* [Work task]: Output all entries verbatim. Skip pictures.

* [Data provided]:
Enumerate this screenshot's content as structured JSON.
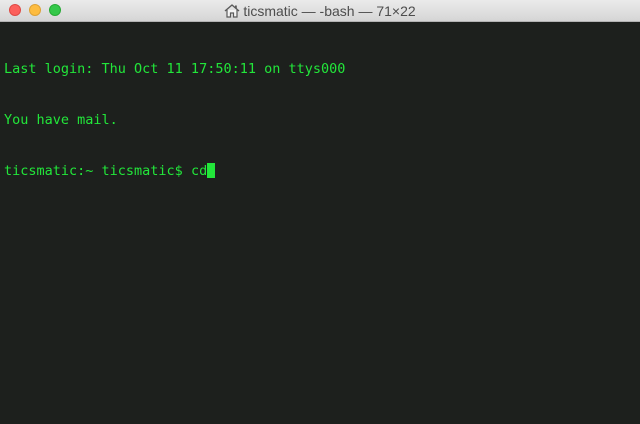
{
  "window": {
    "title": "ticsmatic — -bash — 71×22",
    "title_icon": "home-icon"
  },
  "terminal": {
    "lines": [
      "Last login: Thu Oct 11 17:50:11 on ttys000",
      "You have mail."
    ],
    "prompt": "ticsmatic:~ ticsmatic$ ",
    "input": "cd"
  },
  "colors": {
    "text": "#22e63a",
    "background": "#1d201d",
    "close": "#fc605c",
    "minimize": "#fdbc40",
    "maximize": "#34c84a"
  }
}
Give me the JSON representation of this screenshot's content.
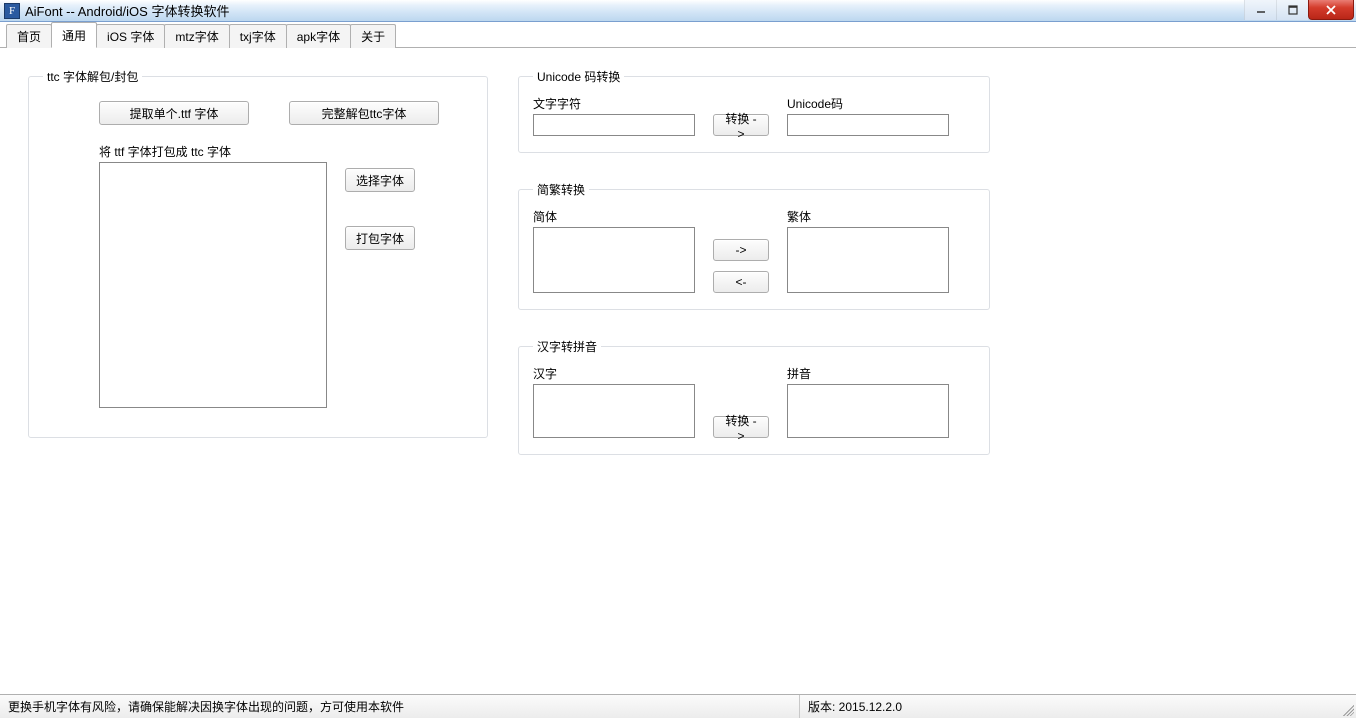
{
  "window": {
    "title": "AiFont -- Android/iOS 字体转换软件",
    "icon_letter": "F"
  },
  "tabs": {
    "items": [
      {
        "label": "首页"
      },
      {
        "label": "通用"
      },
      {
        "label": "iOS 字体"
      },
      {
        "label": "mtz字体"
      },
      {
        "label": "txj字体"
      },
      {
        "label": "apk字体"
      },
      {
        "label": "关于"
      }
    ],
    "active_index": 1
  },
  "ttc": {
    "legend": "ttc 字体解包/封包",
    "extract_single_btn": "提取单个.ttf 字体",
    "unpack_all_btn": "完整解包ttc字体",
    "pack_label": "将 ttf 字体打包成 ttc 字体",
    "select_font_btn": "选择字体",
    "pack_font_btn": "打包字体"
  },
  "unicode": {
    "legend": "Unicode 码转换",
    "char_label": "文字字符",
    "code_label": "Unicode码",
    "convert_btn": "转换 ->",
    "char_value": "",
    "code_value": ""
  },
  "jianfan": {
    "legend": "简繁转换",
    "simp_label": "简体",
    "trad_label": "繁体",
    "to_trad_btn": "->",
    "to_simp_btn": "<-",
    "simp_value": "",
    "trad_value": ""
  },
  "pinyin": {
    "legend": "汉字转拼音",
    "hanzi_label": "汉字",
    "pinyin_label": "拼音",
    "convert_btn": "转换 ->",
    "hanzi_value": "",
    "pinyin_value": ""
  },
  "status": {
    "message": "更换手机字体有风险，请确保能解决因换字体出现的问题，方可使用本软件",
    "version": "版本: 2015.12.2.0"
  }
}
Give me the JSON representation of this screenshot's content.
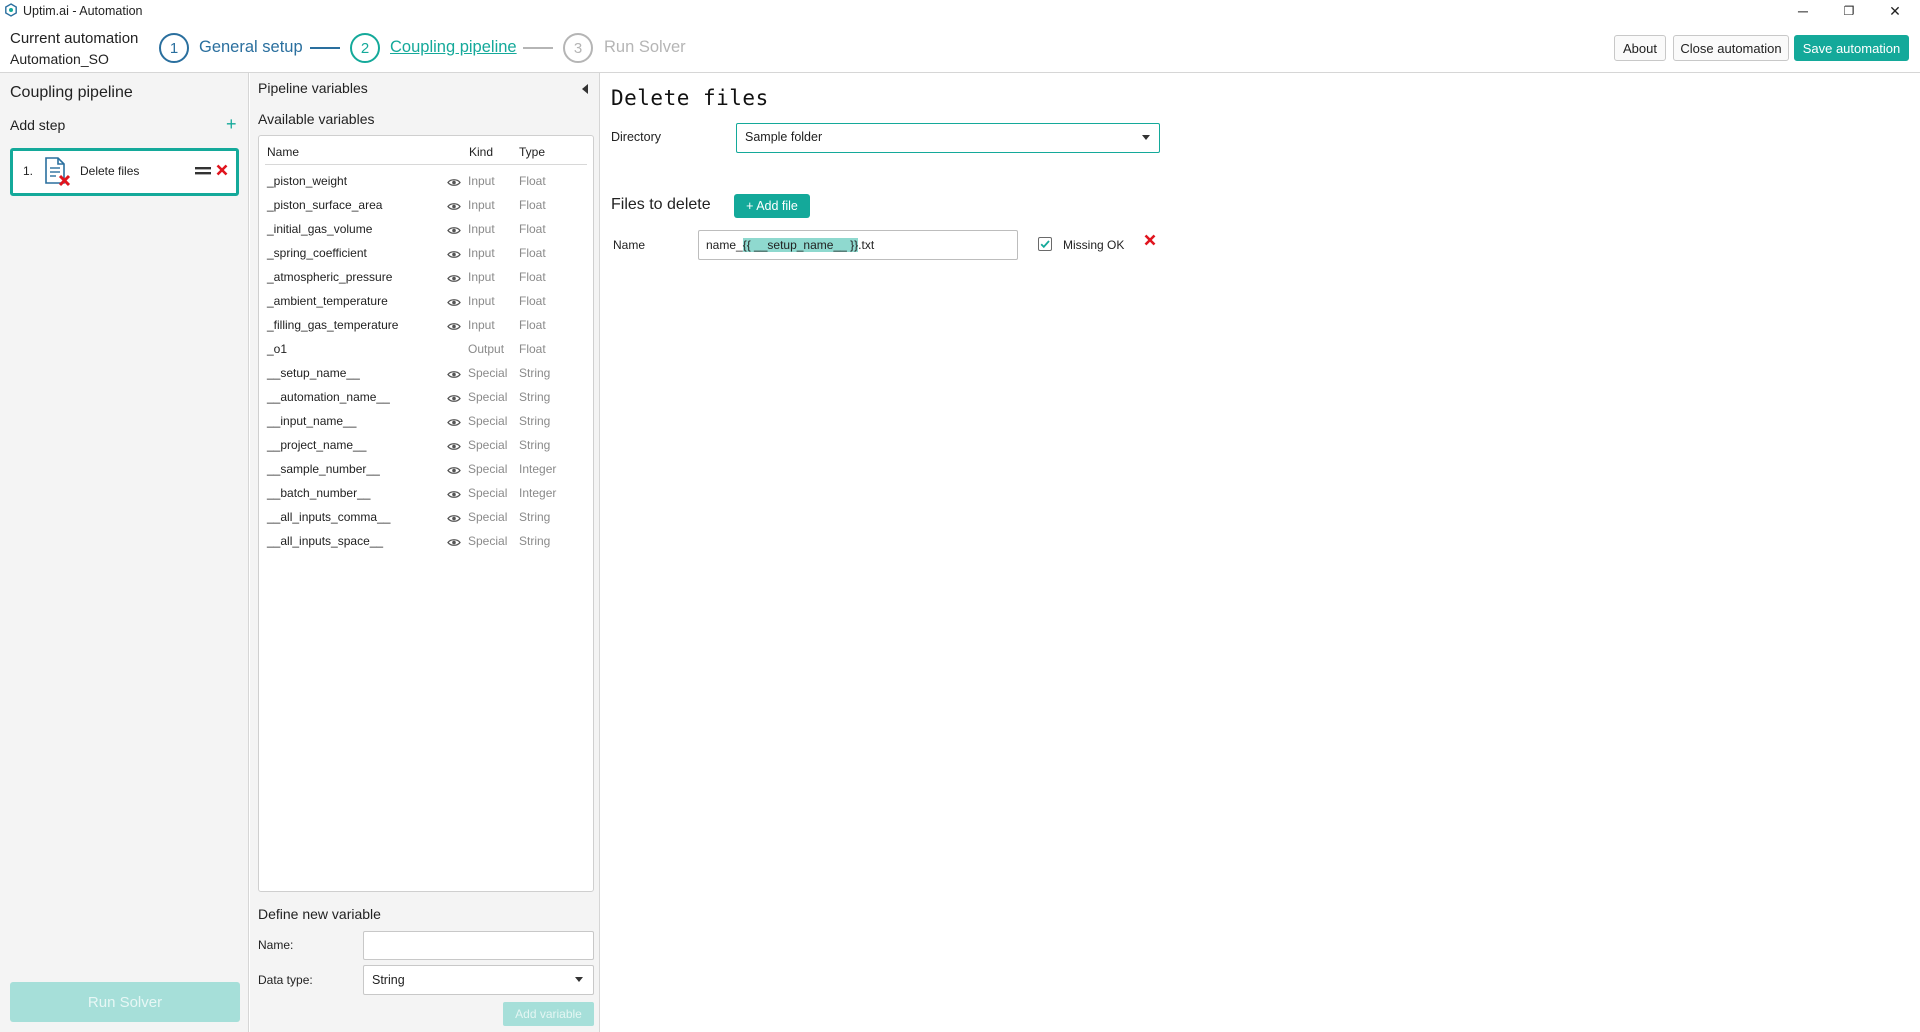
{
  "window": {
    "title": "Uptim.ai - Automation",
    "controls": {
      "minimize": "─",
      "restore": "❐",
      "close": "✕"
    }
  },
  "header": {
    "current_automation_label": "Current automation",
    "current_automation_name": "Automation_SO",
    "steps": [
      {
        "number": "1",
        "label": "General setup",
        "state": "done"
      },
      {
        "number": "2",
        "label": "Coupling pipeline",
        "state": "active"
      },
      {
        "number": "3",
        "label": "Run Solver",
        "state": "inactive"
      }
    ],
    "buttons": {
      "about": "About",
      "close": "Close automation",
      "save": "Save automation"
    }
  },
  "left_panel": {
    "title": "Coupling pipeline",
    "add_step_label": "Add step",
    "add_icon": "+",
    "steps": [
      {
        "index": "1.",
        "label": "Delete files",
        "icon": "delete-file-icon"
      }
    ],
    "run_solver_label": "Run Solver"
  },
  "pipeline_panel": {
    "title": "Pipeline variables",
    "available_title": "Available variables",
    "columns": {
      "name": "Name",
      "kind": "Kind",
      "type": "Type"
    },
    "variables": [
      {
        "name": "_piston_weight",
        "kind": "Input",
        "type": "Float",
        "visible": true
      },
      {
        "name": "_piston_surface_area",
        "kind": "Input",
        "type": "Float",
        "visible": true
      },
      {
        "name": "_initial_gas_volume",
        "kind": "Input",
        "type": "Float",
        "visible": true
      },
      {
        "name": "_spring_coefficient",
        "kind": "Input",
        "type": "Float",
        "visible": true
      },
      {
        "name": "_atmospheric_pressure",
        "kind": "Input",
        "type": "Float",
        "visible": true
      },
      {
        "name": "_ambient_temperature",
        "kind": "Input",
        "type": "Float",
        "visible": true
      },
      {
        "name": "_filling_gas_temperature",
        "kind": "Input",
        "type": "Float",
        "visible": true
      },
      {
        "name": "_o1",
        "kind": "Output",
        "type": "Float",
        "visible": false
      },
      {
        "name": "__setup_name__",
        "kind": "Special",
        "type": "String",
        "visible": true
      },
      {
        "name": "__automation_name__",
        "kind": "Special",
        "type": "String",
        "visible": true
      },
      {
        "name": "__input_name__",
        "kind": "Special",
        "type": "String",
        "visible": true
      },
      {
        "name": "__project_name__",
        "kind": "Special",
        "type": "String",
        "visible": true
      },
      {
        "name": "__sample_number__",
        "kind": "Special",
        "type": "Integer",
        "visible": true
      },
      {
        "name": "__batch_number__",
        "kind": "Special",
        "type": "Integer",
        "visible": true
      },
      {
        "name": "__all_inputs_comma__",
        "kind": "Special",
        "type": "String",
        "visible": true
      },
      {
        "name": "__all_inputs_space__",
        "kind": "Special",
        "type": "String",
        "visible": true
      }
    ],
    "define": {
      "title": "Define new variable",
      "name_label": "Name:",
      "name_value": "",
      "type_label": "Data type:",
      "type_value": "String",
      "add_label": "Add variable"
    }
  },
  "editor": {
    "title": "Delete files",
    "directory_label": "Directory",
    "directory_value": "Sample folder",
    "files_title": "Files to delete",
    "add_file_label": "+ Add file",
    "file_row": {
      "name_label": "Name",
      "value_prefix": "name_",
      "value_highlight": "{{ __setup_name__ }}",
      "value_suffix": ".txt",
      "missing_ok_label": "Missing OK",
      "missing_ok_checked": true
    }
  },
  "colors": {
    "accent": "#14a99a",
    "step_done": "#2a6f9e",
    "disabled_accent": "#a6dfd9",
    "remove": "#e0141e"
  }
}
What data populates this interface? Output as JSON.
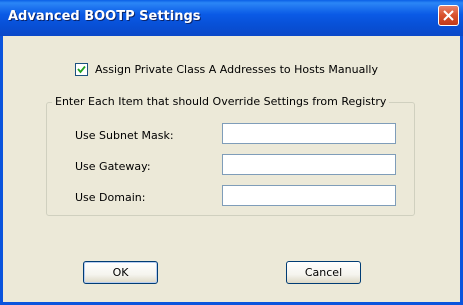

* [Answer space]:
Enumerate this screenshot's content as structured JSON.
{
  "window": {
    "title": "ticsmatic — -bash — 71×22",
    "title_icon": "home-icon"
  },
  "terminal": {
    "lines": [
      "Last login: Thu Oct 11 17:50:11 on ttys000",
      "You have mail."
    ],
    "prompt": "ticsmatic:~ ticsmatic$ ",
    "input": "cd"
  },
  "colors": {
    "text": "#22e63a",
    "background": "#1d201d",
    "close": "#fc605c",
    "minimize": "#fdbc40",
    "maximize": "#34c84a"
  }
}
Give me the JSON representation of this screenshot's content.
{
  "window": {
    "title": "AiFont -- Android/iOS 字体转换软件",
    "icon_letter": "F"
  },
  "tabs": {
    "items": [
      {
        "label": "首页"
      },
      {
        "label": "通用"
      },
      {
        "label": "iOS 字体"
      },
      {
        "label": "mtz字体"
      },
      {
        "label": "txj字体"
      },
      {
        "label": "apk字体"
      },
      {
        "label": "关于"
      }
    ],
    "active_index": 1
  },
  "ttc": {
    "legend": "ttc 字体解包/封包",
    "extract_single_btn": "提取单个.ttf 字体",
    "unpack_all_btn": "完整解包ttc字体",
    "pack_label": "将 ttf 字体打包成 ttc 字体",
    "select_font_btn": "选择字体",
    "pack_font_btn": "打包字体"
  },
  "unicode": {
    "legend": "Unicode 码转换",
    "char_label": "文字字符",
    "code_label": "Unicode码",
    "convert_btn": "转换 ->",
    "char_value": "",
    "code_value": ""
  },
  "jianfan": {
    "legend": "简繁转换",
    "simp_label": "简体",
    "trad_label": "繁体",
    "to_trad_btn": "->",
    "to_simp_btn": "<-",
    "simp_value": "",
    "trad_value": ""
  },
  "pinyin": {
    "legend": "汉字转拼音",
    "hanzi_label": "汉字",
    "pinyin_label": "拼音",
    "convert_btn": "转换 ->",
    "hanzi_value": "",
    "pinyin_value": ""
  },
  "status": {
    "message": "更换手机字体有风险，请确保能解决因换字体出现的问题，方可使用本软件",
    "version": "版本: 2015.12.2.0"
  }
}
Give me the JSON representation of this screenshot's content.
{
  "window": {
    "title": "Uptim.ai - Automation",
    "controls": {
      "minimize": "─",
      "restore": "❐",
      "close": "✕"
    }
  },
  "header": {
    "current_automation_label": "Current automation",
    "current_automation_name": "Automation_SO",
    "steps": [
      {
        "number": "1",
        "label": "General setup",
        "state": "done"
      },
      {
        "number": "2",
        "label": "Coupling pipeline",
        "state": "active"
      },
      {
        "number": "3",
        "label": "Run Solver",
        "state": "inactive"
      }
    ],
    "buttons": {
      "about": "About",
      "close": "Close automation",
      "save": "Save automation"
    }
  },
  "left_panel": {
    "title": "Coupling pipeline",
    "add_step_label": "Add step",
    "add_icon": "+",
    "steps": [
      {
        "index": "1.",
        "label": "Delete files",
        "icon": "delete-file-icon"
      }
    ],
    "run_solver_label": "Run Solver"
  },
  "pipeline_panel": {
    "title": "Pipeline variables",
    "available_title": "Available variables",
    "columns": {
      "name": "Name",
      "kind": "Kind",
      "type": "Type"
    },
    "variables": [
      {
        "name": "_piston_weight",
        "kind": "Input",
        "type": "Float",
        "visible": true
      },
      {
        "name": "_piston_surface_area",
        "kind": "Input",
        "type": "Float",
        "visible": true
      },
      {
        "name": "_initial_gas_volume",
        "kind": "Input",
        "type": "Float",
        "visible": true
      },
      {
        "name": "_spring_coefficient",
        "kind": "Input",
        "type": "Float",
        "visible": true
      },
      {
        "name": "_atmospheric_pressure",
        "kind": "Input",
        "type": "Float",
        "visible": true
      },
      {
        "name": "_ambient_temperature",
        "kind": "Input",
        "type": "Float",
        "visible": true
      },
      {
        "name": "_filling_gas_temperature",
        "kind": "Input",
        "type": "Float",
        "visible": true
      },
      {
        "name": "_o1",
        "kind": "Output",
        "type": "Float",
        "visible": false
      },
      {
        "name": "__setup_name__",
        "kind": "Special",
        "type": "String",
        "visible": true
      },
      {
        "name": "__automation_name__",
        "kind": "Special",
        "type": "String",
        "visible": true
      },
      {
        "name": "__input_name__",
        "kind": "Special",
        "type": "String",
        "visible": true
      },
      {
        "name": "__project_name__",
        "kind": "Special",
        "type": "String",
        "visible": true
      },
      {
        "name": "__sample_number__",
        "kind": "Special",
        "type": "Integer",
        "visible": true
      },
      {
        "name": "__batch_number__",
        "kind": "Special",
        "type": "Integer",
        "visible": true
      },
      {
        "name": "__all_inputs_comma__",
        "kind": "Special",
        "type": "String",
        "visible": true
      },
      {
        "name": "__all_inputs_space__",
        "kind": "Special",
        "type": "String",
        "visible": true
      }
    ],
    "define": {
      "title": "Define new variable",
      "name_label": "Name:",
      "name_value": "",
      "type_label": "Data type:",
      "type_value": "String",
      "add_label": "Add variable"
    }
  },
  "editor": {
    "title": "Delete files",
    "directory_label": "Directory",
    "directory_value": "Sample folder",
    "files_title": "Files to delete",
    "add_file_label": "+ Add file",
    "file_row": {
      "name_label": "Name",
      "value_prefix": "name_",
      "value_highlight": "{{ __setup_name__ }}",
      "value_suffix": ".txt",
      "missing_ok_label": "Missing OK",
      "missing_ok_checked": true
    }
  },
  "colors": {
    "accent": "#14a99a",
    "step_done": "#2a6f9e",
    "disabled_accent": "#a6dfd9",
    "remove": "#e0141e"
  }
}
What data populates this interface? Output as JSON.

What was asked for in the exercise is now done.